The exploratory well, Stanley S. Turner No.1, was spudded on November 3, 1927, and completed two years later. The California Department of Oil, Gas and Geothermal Resources (API number 07300054) includes documents about the well and Turner’s correspondence. The department ‘s website also provides a map/satellite view of where Escondido Oil’s cable-tool rig drilled to a depth 2,149 feet, finding a “showing of oil” along the way.
Although the California well was “shot” with explosives to increase oil production, it could not produce commercial quantities of oil and was plugged and abandoned. Escondido Oil was suspended from further operations in California by the tax commissioner on June 26, 1930. Read more California petroleum history of the era in Signal Hill Oil Boom.
Eureka Oil Company
In April 1926, the Eureka Oil Company (Eureka, Californian – F.W. Johnson, president) drilled the No. 1 Duff well in Humboldt County, California, but abandoned it by 1930. The well was abandoned after failing with both cable tool and rotary drilling efforts, as well as an unsuccessful “shooting” attempt. North Counties Oil Company took over the well, although the abandoned rig and casing were mortgaged and president F. W. Johnson’s “whereabouts were unknown.” Learn more about the state’s extensive petroleum history beginning with the First California Oil Well.
Eureka Oil & Gas Company
Eureka Oil & Gas Company launched a drilling boom with its discovery of commercial amounts of natural gas near Fayette, Alabama, on December 20, 1909. Within seven-years, more than 40 wells had been drilled in the area. But no significant new natural gas deposits were found. Historian Alan Cockrell noted, “A small discovery by Eureka Oil and Gas at Fayette fueled that city’s streetlights for a time but no natural gas was recovered anywhere in the state for several decades afterward.”
Alabama’s oil and natural gas industry would not truly begin until H.L. Hunt of Dallas, Texas, drilled in Choctaw County near the Mississippi border and discovered the Gilbertown oilfield. Today, coal bed methane has become the focus of energy exploration in the Black Warrior Basin. Learn more in First Alabama Oil Well and Alabama Central Oil & Gas Company.
The stories of many exploration companies trying to join petroleum booms (and avoid busts) can be found in an updated series of research in Is my Old Oil Stock worth Anything?
AOGHS.org welcomes sponsors to help us preserve petroleum history.
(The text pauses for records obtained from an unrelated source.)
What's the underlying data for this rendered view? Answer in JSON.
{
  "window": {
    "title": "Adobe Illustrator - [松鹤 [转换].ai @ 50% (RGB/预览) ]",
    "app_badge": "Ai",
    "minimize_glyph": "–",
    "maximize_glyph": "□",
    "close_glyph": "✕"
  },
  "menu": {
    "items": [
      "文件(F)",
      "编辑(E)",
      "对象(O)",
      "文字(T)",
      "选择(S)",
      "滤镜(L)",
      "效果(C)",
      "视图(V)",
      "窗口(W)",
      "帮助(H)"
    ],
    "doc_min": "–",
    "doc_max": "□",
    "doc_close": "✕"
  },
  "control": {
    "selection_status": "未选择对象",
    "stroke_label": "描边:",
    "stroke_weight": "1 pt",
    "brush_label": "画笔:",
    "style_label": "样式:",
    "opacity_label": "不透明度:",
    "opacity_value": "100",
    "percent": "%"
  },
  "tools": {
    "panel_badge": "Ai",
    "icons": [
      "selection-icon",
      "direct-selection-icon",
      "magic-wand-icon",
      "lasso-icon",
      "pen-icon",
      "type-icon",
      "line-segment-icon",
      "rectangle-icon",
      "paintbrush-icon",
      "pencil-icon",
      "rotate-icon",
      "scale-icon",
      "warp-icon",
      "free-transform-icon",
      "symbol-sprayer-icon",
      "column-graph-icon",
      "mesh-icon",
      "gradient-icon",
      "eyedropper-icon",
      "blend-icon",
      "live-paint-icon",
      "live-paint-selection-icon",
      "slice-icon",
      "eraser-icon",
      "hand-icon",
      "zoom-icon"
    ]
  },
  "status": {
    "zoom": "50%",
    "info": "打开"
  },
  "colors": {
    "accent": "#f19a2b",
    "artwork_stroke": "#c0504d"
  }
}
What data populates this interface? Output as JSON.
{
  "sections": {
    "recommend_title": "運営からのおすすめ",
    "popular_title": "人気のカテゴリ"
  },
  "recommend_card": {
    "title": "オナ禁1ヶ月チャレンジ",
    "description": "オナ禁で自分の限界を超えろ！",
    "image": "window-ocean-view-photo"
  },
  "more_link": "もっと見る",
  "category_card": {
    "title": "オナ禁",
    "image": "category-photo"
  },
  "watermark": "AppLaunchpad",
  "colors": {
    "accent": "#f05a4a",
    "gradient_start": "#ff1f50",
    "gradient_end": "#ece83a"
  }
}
Please support this energy education website with contribution today. Contact firstname.lastname@example.org for information. © 2019 AOGHS.